Augustine meditatively explored the relationship between the accumulation of images from the past and the ideals available to humans. He saw the past of memory and the future of anticipation as integral parts of present experience, with the past serving as an inner teacher that provides imperfect images of more transcendent goals. This interplay of past and future, object and value, experience and symbol, was nicely captured by Robert S. Dupree: “The shards of the past are both remembrances and foreshadowings of the community that resides in human hope and the spirit, [they are] the sacrament of community.”
3. History is personally formative.
The past plays a formative role in our personal existence whether we recognize it or not. This realization is behind the traditional concerns with personal formation (whether they be Confucian learning or Greek paideia), that is the cultivation of virtues such as wisdom and pietas through exposure to insights and symbols from the past.
Because historic preservation is concerned with the symbolism of history and questions pertaining to basic principles, it would not be far off mark to say that it has a stake in encouraging these virtues. This would necessarily involve raising horizons of understanding and moral concern, effecting personal transformation through exposure to symbols from the past.
Closely related to wisdom is the virtue of pietas, or piety, which shouldn’t be confused with the way the term is often used today. A spirit of pietas is a respect for nature, other people, and the past, respect growing out of the knowledge that they represent a larger community of being to which we owe our existence and our responsibility. Richard Weaver described pietas as a “lost power or lost capacity for wonder and enchantment.”

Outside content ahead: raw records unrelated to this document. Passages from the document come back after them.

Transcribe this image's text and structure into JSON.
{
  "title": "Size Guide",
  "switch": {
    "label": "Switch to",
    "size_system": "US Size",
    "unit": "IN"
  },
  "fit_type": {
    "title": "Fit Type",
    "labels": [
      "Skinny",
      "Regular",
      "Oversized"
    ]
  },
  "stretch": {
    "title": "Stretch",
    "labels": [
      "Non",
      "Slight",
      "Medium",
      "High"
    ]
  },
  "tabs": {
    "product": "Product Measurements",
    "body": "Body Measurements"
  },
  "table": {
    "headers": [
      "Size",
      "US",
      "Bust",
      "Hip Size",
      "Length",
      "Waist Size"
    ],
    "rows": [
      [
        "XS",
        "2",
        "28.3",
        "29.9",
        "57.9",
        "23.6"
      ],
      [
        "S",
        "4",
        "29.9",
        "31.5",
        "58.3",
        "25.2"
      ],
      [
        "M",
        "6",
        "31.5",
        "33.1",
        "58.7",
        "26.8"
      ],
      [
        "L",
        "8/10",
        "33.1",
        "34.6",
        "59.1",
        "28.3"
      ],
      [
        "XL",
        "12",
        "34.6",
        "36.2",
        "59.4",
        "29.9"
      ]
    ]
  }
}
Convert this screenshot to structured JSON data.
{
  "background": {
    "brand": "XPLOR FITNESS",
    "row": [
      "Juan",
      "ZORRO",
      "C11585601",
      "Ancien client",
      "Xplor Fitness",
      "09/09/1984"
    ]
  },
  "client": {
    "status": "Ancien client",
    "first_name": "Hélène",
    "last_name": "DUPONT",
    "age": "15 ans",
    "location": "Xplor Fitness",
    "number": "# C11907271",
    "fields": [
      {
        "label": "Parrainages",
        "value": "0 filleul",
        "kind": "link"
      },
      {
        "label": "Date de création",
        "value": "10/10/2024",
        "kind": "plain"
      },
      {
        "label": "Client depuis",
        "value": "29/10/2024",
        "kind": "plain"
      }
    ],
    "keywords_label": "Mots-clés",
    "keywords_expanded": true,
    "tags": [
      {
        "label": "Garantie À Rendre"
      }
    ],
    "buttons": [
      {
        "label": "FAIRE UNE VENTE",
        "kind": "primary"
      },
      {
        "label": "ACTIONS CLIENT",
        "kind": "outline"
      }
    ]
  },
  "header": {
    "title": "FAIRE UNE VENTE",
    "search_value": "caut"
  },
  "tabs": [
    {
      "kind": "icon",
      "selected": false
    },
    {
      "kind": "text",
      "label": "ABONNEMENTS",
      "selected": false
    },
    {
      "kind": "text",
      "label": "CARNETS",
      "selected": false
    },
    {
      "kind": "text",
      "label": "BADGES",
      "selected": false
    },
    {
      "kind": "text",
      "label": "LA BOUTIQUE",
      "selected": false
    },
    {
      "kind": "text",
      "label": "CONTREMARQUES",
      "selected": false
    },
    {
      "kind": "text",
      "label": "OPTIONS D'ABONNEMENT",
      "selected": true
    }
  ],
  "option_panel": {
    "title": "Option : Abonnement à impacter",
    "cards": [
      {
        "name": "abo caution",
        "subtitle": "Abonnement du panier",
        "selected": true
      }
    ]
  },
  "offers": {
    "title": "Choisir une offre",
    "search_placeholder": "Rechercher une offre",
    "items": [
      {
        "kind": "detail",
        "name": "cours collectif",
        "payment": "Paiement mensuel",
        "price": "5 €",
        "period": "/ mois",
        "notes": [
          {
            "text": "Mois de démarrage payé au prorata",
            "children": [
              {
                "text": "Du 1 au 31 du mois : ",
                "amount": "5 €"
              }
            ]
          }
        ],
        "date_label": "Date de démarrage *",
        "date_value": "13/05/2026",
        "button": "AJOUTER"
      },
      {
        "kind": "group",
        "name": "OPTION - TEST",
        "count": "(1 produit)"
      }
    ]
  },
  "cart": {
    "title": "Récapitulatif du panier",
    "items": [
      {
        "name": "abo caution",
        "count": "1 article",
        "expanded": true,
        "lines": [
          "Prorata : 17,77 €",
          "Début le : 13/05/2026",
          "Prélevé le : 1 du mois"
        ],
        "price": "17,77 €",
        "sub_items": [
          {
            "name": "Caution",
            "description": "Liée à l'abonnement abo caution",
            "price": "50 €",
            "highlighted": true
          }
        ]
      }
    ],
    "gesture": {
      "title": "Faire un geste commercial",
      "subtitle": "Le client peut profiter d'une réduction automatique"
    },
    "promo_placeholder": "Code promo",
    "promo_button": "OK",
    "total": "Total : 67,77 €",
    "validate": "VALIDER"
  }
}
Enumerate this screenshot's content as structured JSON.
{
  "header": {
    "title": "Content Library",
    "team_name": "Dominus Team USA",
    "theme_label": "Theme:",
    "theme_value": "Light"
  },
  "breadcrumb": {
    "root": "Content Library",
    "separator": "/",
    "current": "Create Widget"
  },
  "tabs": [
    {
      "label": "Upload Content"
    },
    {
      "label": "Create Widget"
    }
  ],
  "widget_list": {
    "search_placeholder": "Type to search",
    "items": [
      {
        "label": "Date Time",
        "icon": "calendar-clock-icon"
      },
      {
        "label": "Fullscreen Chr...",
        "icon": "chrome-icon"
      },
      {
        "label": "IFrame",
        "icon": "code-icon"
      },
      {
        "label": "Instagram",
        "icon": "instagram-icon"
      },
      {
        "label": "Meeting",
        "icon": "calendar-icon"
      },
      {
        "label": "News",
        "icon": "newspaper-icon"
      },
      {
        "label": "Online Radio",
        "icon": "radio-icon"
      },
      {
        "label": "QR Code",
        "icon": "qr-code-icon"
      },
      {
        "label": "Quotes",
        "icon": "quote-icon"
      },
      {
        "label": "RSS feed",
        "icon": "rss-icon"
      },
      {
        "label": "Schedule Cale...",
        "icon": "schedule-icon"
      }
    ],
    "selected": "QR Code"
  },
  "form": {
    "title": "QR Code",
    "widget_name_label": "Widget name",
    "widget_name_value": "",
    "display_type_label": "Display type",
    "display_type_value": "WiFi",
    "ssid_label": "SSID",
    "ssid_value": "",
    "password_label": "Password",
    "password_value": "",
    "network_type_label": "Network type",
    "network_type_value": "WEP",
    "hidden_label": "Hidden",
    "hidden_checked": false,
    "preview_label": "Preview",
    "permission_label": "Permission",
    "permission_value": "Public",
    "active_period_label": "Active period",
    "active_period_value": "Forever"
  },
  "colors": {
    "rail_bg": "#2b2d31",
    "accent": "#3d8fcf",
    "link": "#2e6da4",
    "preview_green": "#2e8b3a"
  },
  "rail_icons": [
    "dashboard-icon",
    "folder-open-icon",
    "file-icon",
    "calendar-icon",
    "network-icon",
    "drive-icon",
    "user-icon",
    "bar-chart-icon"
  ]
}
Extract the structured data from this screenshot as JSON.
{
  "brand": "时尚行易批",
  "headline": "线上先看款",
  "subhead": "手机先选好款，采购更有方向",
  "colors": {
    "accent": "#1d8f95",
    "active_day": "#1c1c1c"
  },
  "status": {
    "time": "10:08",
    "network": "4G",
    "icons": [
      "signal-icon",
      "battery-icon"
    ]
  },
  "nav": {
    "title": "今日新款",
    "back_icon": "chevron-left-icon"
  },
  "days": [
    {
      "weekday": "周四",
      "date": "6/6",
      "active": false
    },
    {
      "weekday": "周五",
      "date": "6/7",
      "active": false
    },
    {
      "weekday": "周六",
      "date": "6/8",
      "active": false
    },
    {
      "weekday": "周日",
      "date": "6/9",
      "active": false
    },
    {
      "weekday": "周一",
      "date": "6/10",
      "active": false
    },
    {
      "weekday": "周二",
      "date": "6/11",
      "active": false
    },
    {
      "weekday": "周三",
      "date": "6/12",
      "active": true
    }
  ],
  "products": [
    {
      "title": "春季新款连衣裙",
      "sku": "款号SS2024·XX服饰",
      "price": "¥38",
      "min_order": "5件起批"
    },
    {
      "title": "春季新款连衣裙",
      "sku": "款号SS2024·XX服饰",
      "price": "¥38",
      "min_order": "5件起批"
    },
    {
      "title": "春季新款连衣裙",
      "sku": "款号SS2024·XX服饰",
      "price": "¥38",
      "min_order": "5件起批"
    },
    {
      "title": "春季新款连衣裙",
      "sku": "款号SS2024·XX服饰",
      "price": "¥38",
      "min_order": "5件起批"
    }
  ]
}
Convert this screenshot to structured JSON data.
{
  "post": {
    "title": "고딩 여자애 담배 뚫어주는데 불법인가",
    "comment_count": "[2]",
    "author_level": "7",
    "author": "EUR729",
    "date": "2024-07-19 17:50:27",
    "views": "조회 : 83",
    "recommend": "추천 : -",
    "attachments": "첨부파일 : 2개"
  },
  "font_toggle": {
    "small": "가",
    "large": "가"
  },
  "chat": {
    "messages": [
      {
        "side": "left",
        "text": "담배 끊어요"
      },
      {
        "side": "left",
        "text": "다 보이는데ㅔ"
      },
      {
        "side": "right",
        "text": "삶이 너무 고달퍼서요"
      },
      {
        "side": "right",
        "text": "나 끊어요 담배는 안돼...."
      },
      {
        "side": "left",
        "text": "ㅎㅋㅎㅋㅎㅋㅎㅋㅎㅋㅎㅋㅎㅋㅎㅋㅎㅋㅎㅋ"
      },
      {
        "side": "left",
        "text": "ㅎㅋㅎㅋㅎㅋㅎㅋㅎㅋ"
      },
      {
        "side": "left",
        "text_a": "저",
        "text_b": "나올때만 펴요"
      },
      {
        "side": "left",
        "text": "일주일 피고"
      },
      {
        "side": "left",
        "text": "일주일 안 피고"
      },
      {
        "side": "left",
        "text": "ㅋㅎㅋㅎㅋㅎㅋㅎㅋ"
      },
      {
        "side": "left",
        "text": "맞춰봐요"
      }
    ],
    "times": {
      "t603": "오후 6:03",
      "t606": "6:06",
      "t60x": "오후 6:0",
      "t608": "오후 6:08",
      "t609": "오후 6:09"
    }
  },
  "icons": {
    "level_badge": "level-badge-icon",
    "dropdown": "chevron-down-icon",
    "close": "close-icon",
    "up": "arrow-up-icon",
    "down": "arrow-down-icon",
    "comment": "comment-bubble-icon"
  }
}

Wisdom and pietas are concerned with transcendental values – the True, the Good, and the Beautiful. According to Freeman Tilden in his wise little book, Interpreting Our Heritage, Beauty is the key to understanding the need to preserve, because Beauty is the call of wonder, the call toward something beyond, the guide toward the True and the Good. He wrote that it is “the path along which our quest for understanding must go. Surely we deal with an essence that is beyond our powers of expression. But we can, and we do, feel its reality.”
This sketches out the key concerns of preservation. Beyond simply saving bricks and mortar it is a call to roots, to first principles, to the understanding that there are wholes in which we participate. It is a call to broader horizons of understanding and moral concern. It is the recovery of a direction—however poorly understood–that contrasts with the dominant direction of the modern world toward fragmentation and specialization. It is a call to wonder and wisdom.
Stay tuned tomorrow for the conclusion of this call to First Principles.
Categories: Historic Preservation